The Directive recognizes the value of all those areas where the presence of man and its traditional activities has allowed the maintenance of a balance between human activities and nature. Agricultural areas, for example, are linked to numerous now rare and endangered animals and plants species whose survival is necessary for the continuation and enhancement of traditional activities, such as grazing or non-intensive agriculture. The Directive also specifies the objective of maintaining not only natural but also the semi-natural habitats (such as areas with traditional agriculture, woods, pastures, etc.).
Another innovative element is the recognition of the importance of certain landscape elements which play a role of connection for wild flora and fauna (art. 10). Member States are encouraged to maintain or develop such necessary elements to improve the ecological coherence of the Natura 2000 network.
Among all European countries Italy has the richest biodiversity, i.e. the highest number of species. In this country there are about half of the plant species and about a third of all species currently present in Europe. In Italy, the SCIs and SPAs together cover about 21% of the national territory.
Information about the Natura 2000 network can be found on the European site
The Natura 2000 Network in Lombardy
The Natura 2000 network in Lombardy protects a wide variety of different environments and territories: in the Alpine biogeographical region, glaciers and snowy environments, scattered boulders and alpine bogs, typical mountain forests with larches and Pinus cembra or beech forests and also natural and semi-natural meadows which are maintained thanks to the work of man.
In the plains, in the Continental biogeographical region, the most representative habitats that make up the Natura 2000 network are the oak-hornbeam forests, remnant of the old Po forests, moors, riparian forests of great rivers, and what remains of the vast wetlands, but also some areas particularly important for agricultural biodiversity, such as rice paddies.
The “numbers” of Natura 2000 in Lombardy:
242 Natura 2000 sites, extended over about 15% of the territory of Lombardy.
57 habitats of Community interest, among which 16 are defined as “priority” habitats, i.e. the places at risk of disappearing at the continental level.
71 species of Community interest listed in the Habitats Directive Annex II of which 50 animal species, including mammals, fish, amphibians, reptiles, and invertebrates and 21 species of plants.
87 species of birds included in Annex I of the Birds Directive.
To be effective the Natura 2000 Network should not be a system of high naturalness jeopardized areas, but plant and animal species should be able to move from site to site, thus ensuring the ecological connections between the most important areas for biodiversity. For this purpose, in 2009 Lombardy has identified a Regional Ecological Network.
Natura 2000 in Ticino Park

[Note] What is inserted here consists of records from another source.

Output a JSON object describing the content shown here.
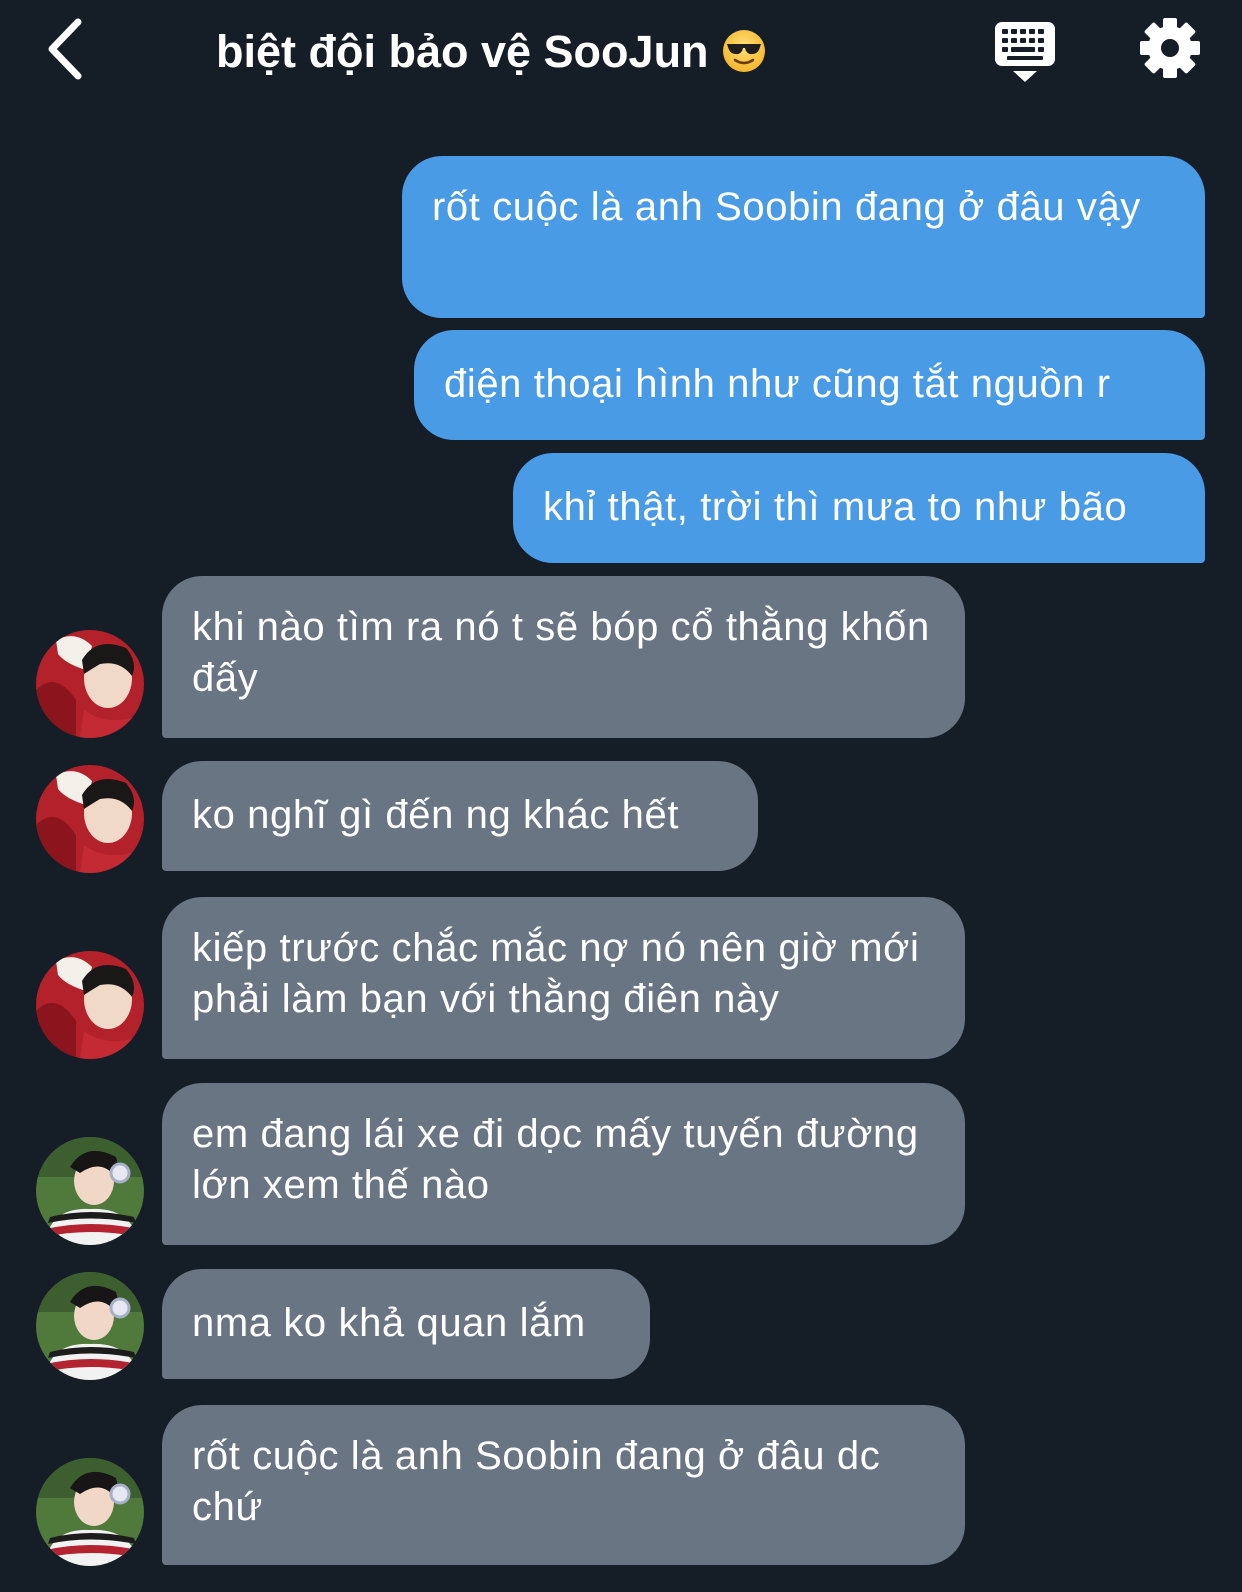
{
  "header": {
    "title": "biệt đội bảo vệ SooJun",
    "title_emoji": "smiling-face-with-sunglasses",
    "back_icon": "chevron-left-icon",
    "keyboard_icon": "keyboard-icon",
    "settings_icon": "gear-icon"
  },
  "colors": {
    "background": "#151d27",
    "outgoing_bubble": "#4a9be6",
    "incoming_bubble": "#6a7584",
    "text": "#ffffff"
  },
  "messages": [
    {
      "direction": "outgoing",
      "text": "rốt cuộc là anh Soobin đang ở đâu vậy"
    },
    {
      "direction": "outgoing",
      "text": "điện thoại hình như cũng tắt nguồn r"
    },
    {
      "direction": "outgoing",
      "text": "khỉ thật, trời thì mưa to như bão"
    },
    {
      "direction": "incoming",
      "sender_avatar": "avatar-red-sweater",
      "text": "khi nào tìm ra nó t sẽ bóp cổ thằng khốn đấy"
    },
    {
      "direction": "incoming",
      "sender_avatar": "avatar-red-sweater",
      "text": "ko nghĩ gì đến ng khác hết"
    },
    {
      "direction": "incoming",
      "sender_avatar": "avatar-red-sweater",
      "text": "kiếp trước chắc mắc nợ nó nên giờ mới phải làm bạn với thằng điên này"
    },
    {
      "direction": "incoming",
      "sender_avatar": "avatar-striped-sweater",
      "text": "em đang lái xe đi dọc mấy tuyến đường lớn xem thế nào"
    },
    {
      "direction": "incoming",
      "sender_avatar": "avatar-striped-sweater",
      "text": "nma ko khả quan lắm"
    },
    {
      "direction": "incoming",
      "sender_avatar": "avatar-striped-sweater",
      "text": "rốt cuộc là anh Soobin đang ở đâu dc chứ"
    }
  ]
}
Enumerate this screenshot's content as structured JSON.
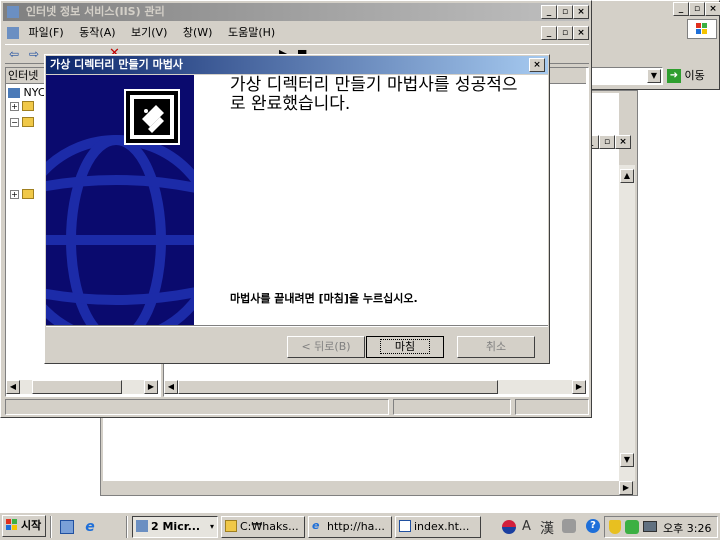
{
  "iis": {
    "title": "인터넷 정보 서비스(IIS) 관리",
    "menu": [
      "파일(F)",
      "동작(A)",
      "보기(V)",
      "창(W)",
      "도움말(H)"
    ],
    "tree_header": "인터넷",
    "tree_root": "NYC"
  },
  "browser": {
    "go_label": "이동"
  },
  "wizard": {
    "title": "가상 디렉터리 만들기 마법사",
    "heading": "가상 디렉터리 만들기 마법사를 성공적으로 완료했습니다.",
    "instruction": "마법사를 끝내려면 [마침]을 누르십시오.",
    "back_label": "< 뒤로(B)",
    "finish_label": "마침",
    "cancel_label": "취소"
  },
  "taskbar": {
    "start_label": "시작",
    "tasks": [
      "2 Micr...",
      "C:₩haks...",
      "http://ha...",
      "index.ht..."
    ],
    "tray_ime": "漢",
    "tray_lang": "A",
    "clock": "오후 3:26"
  },
  "colors": {
    "titlebar_active": "#0a246a",
    "wizard_panel": "#0a0a6e",
    "face": "#d4d0c8"
  }
}
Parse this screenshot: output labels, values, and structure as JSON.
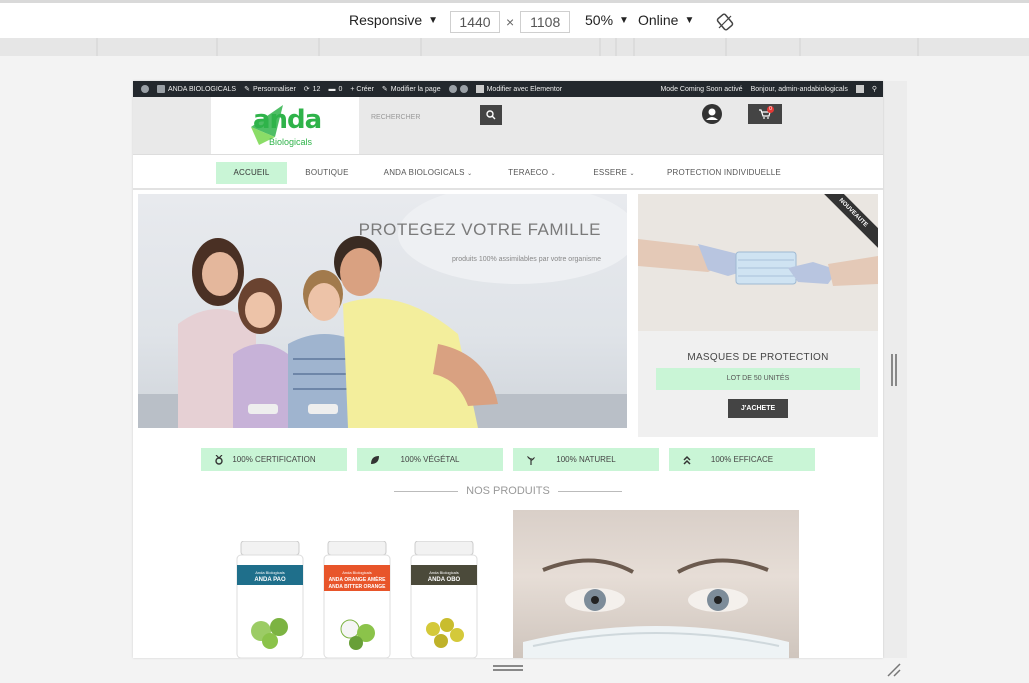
{
  "devtools": {
    "device": "Responsive",
    "width": "1440",
    "height": "1108",
    "times": "×",
    "zoom": "50%",
    "throttle": "Online"
  },
  "adminbar": {
    "site_name": "ANDA BIOLOGICALS",
    "customize": "Personnaliser",
    "updates": "12",
    "comments": "0",
    "new": "+ Créer",
    "edit": "Modifier la page",
    "elementor": "Modifier avec Elementor",
    "coming_soon": "Mode Coming Soon activé",
    "greeting": "Bonjour, admin-andabiologicals"
  },
  "header": {
    "logo_main": "anda",
    "logo_sub": "Biologicals",
    "search_placeholder": "RECHERCHER",
    "cart_count": "0"
  },
  "nav": {
    "items": [
      {
        "label": "ACCUEIL"
      },
      {
        "label": "BOUTIQUE"
      },
      {
        "label": "ANDA BIOLOGICALS"
      },
      {
        "label": "TERAECO"
      },
      {
        "label": "ESSERE"
      },
      {
        "label": "PROTECTION INDIVIDUELLE"
      }
    ]
  },
  "hero": {
    "title": "PROTEGEZ VOTRE FAMILLE",
    "subtitle": "produits 100% assimilables par votre organisme"
  },
  "promo": {
    "ribbon": "NOUVEAUTE",
    "title": "MASQUES DE PROTECTION",
    "badge": "LOT DE 50 UNITÉS",
    "button": "J'ACHETE"
  },
  "features": [
    {
      "label": "100% CERTIFICATION",
      "icon": "medal-icon"
    },
    {
      "label": "100% VÉGÉTAL",
      "icon": "leaf-icon"
    },
    {
      "label": "100% NATUREL",
      "icon": "plant-icon"
    },
    {
      "label": "100% EFFICACE",
      "icon": "double-chevron-up-icon"
    }
  ],
  "section": {
    "products_title": "NOS PRODUITS"
  },
  "products": [
    {
      "brand": "Anda Biologicals",
      "name": "ANDA PAO",
      "color": "#1f6f8b"
    },
    {
      "brand": "Anda Biologicals",
      "name": "ANDA ORANGE AMÈRE",
      "name2": "ANDA BITTER ORANGE",
      "color": "#e8552a"
    },
    {
      "brand": "Anda Biologicals",
      "name": "ANDA OBO",
      "color": "#4b4a3a"
    }
  ],
  "colors": {
    "accent_green": "#c9f5d6",
    "logo_green": "#2fb34a",
    "dark": "#444444",
    "adminbar": "#23282d"
  }
}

In Ticino Park 14 SAC and 1 SPA have been established in 2003. The SPA “Boschi del Ticino” covers all the riparian forests recognized as Natural Park by Lombardy Region, for about 23.300 hectares (25% of the protected area).
Since in 2003 the Lombardia Region has identified the Ticino Park as Management Body of the sites located in its territory, the body worked to guarantee an adequate safeguard level through the right implementation of effective assessment, the arrangement of Management Plan and the continuation of update and in-depth studies on biodiversity knowledge and conservation of habitats, but it also has promoted numerous project finalized to requalification and conservation of habitats and species with community interest, one of the most important in terms of invested resources and importance of interventions, is certainly the LIFE TICINO BIOSOURCE.